↓↓↓

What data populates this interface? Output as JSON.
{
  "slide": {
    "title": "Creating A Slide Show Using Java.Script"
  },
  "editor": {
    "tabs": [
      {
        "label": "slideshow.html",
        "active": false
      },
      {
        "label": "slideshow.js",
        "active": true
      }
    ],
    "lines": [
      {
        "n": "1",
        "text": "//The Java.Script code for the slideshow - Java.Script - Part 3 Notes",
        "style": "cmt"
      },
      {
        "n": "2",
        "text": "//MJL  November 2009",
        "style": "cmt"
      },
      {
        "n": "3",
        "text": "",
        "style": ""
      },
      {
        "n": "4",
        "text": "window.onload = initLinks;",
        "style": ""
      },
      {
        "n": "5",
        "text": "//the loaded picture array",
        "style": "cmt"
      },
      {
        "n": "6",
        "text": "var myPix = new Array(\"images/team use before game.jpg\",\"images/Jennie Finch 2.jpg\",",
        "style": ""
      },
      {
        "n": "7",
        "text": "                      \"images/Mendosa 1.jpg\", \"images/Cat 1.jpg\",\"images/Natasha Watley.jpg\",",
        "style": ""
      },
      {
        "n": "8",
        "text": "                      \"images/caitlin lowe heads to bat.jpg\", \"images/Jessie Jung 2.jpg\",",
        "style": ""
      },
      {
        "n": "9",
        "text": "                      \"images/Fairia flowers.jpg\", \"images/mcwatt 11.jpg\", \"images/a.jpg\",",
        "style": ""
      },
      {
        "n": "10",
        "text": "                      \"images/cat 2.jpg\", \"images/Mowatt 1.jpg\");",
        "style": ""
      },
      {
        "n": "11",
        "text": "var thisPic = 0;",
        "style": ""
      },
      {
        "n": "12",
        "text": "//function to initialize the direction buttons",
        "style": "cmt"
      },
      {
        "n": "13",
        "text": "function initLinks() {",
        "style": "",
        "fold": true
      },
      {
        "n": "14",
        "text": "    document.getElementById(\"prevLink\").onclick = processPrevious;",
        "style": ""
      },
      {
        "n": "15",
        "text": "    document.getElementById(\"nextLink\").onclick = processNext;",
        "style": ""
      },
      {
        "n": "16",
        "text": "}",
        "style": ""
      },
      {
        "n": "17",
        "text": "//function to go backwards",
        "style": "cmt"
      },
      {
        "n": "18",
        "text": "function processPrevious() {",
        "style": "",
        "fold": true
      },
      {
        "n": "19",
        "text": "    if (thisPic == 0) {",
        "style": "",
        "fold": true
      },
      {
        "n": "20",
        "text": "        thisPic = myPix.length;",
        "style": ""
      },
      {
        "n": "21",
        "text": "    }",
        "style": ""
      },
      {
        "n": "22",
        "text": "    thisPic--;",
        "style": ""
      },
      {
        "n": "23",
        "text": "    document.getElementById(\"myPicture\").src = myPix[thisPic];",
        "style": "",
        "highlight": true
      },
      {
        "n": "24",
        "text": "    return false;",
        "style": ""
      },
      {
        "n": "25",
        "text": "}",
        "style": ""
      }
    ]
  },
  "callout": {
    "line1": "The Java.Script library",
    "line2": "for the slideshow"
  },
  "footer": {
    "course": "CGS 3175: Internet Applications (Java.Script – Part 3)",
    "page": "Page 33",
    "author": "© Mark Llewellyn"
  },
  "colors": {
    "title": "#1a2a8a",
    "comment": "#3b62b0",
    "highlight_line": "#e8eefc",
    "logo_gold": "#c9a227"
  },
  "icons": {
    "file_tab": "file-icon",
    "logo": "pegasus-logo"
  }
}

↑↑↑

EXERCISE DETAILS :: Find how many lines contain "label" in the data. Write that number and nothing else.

ANSWER :: 2